RECORDS FOR THIS EXERCISE section start
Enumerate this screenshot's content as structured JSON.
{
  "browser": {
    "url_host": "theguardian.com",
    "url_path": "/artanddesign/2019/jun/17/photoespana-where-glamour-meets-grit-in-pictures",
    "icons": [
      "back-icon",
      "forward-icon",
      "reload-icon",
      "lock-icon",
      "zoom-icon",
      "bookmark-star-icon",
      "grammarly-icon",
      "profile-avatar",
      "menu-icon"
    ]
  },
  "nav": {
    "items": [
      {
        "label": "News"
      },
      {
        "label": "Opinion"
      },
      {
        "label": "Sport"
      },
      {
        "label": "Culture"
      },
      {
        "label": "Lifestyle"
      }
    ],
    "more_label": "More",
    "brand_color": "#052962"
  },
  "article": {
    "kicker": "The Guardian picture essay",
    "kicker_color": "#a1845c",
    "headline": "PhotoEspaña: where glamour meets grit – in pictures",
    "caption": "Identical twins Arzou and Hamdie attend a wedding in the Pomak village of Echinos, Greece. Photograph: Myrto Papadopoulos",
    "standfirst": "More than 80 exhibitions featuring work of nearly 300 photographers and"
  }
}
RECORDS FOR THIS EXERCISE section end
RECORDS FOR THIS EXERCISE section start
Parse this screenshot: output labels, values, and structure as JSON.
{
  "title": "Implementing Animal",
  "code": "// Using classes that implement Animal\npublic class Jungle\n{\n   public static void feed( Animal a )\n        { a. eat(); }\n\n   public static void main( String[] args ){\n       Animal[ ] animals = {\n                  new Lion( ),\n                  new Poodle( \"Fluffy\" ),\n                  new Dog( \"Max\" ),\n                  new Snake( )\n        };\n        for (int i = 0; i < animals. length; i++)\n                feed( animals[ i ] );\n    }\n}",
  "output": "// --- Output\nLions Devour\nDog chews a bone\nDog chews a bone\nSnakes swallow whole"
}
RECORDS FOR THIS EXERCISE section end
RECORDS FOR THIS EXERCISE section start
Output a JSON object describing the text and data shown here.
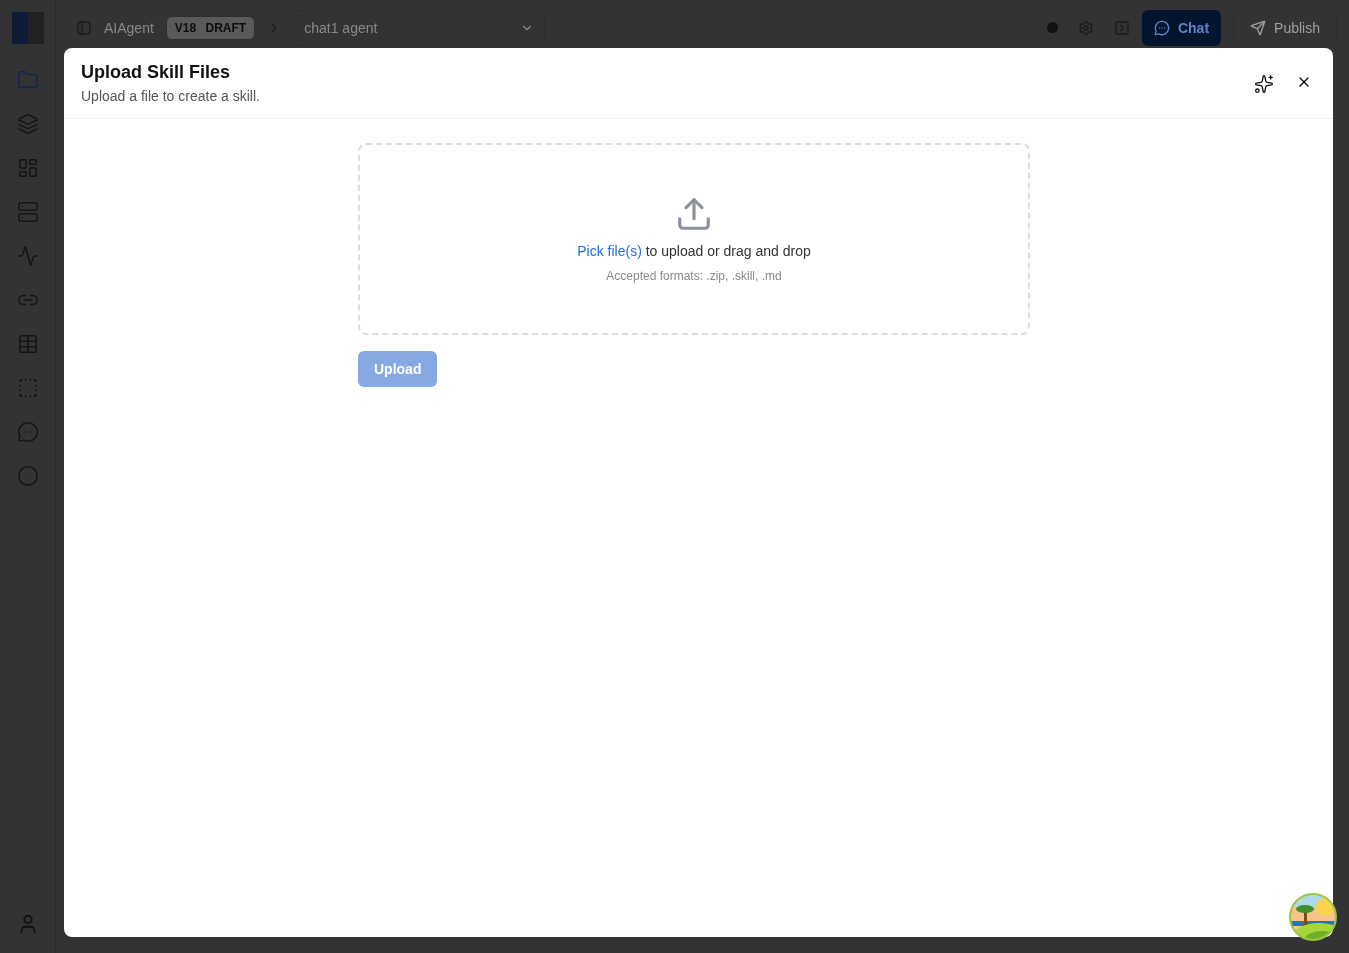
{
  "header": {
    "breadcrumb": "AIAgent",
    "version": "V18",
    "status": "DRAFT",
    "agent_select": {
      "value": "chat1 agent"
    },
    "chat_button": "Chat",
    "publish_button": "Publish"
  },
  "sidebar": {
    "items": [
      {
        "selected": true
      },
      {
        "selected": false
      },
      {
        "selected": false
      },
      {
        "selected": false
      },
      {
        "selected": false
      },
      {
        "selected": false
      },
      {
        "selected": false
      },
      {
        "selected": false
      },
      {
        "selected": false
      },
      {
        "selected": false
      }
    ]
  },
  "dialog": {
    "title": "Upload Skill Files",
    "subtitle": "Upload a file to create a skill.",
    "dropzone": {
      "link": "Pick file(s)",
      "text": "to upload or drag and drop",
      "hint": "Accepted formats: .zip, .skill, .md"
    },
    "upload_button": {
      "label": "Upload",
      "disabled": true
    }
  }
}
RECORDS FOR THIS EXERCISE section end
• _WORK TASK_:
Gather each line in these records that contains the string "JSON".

• _EXERCISE ANSWER_:
Enumerate this screenshot's content as structured JSON.
Parse this screenshot: output labels, values, and structure as JSON.
Output a JSON object describing the text and data shown here.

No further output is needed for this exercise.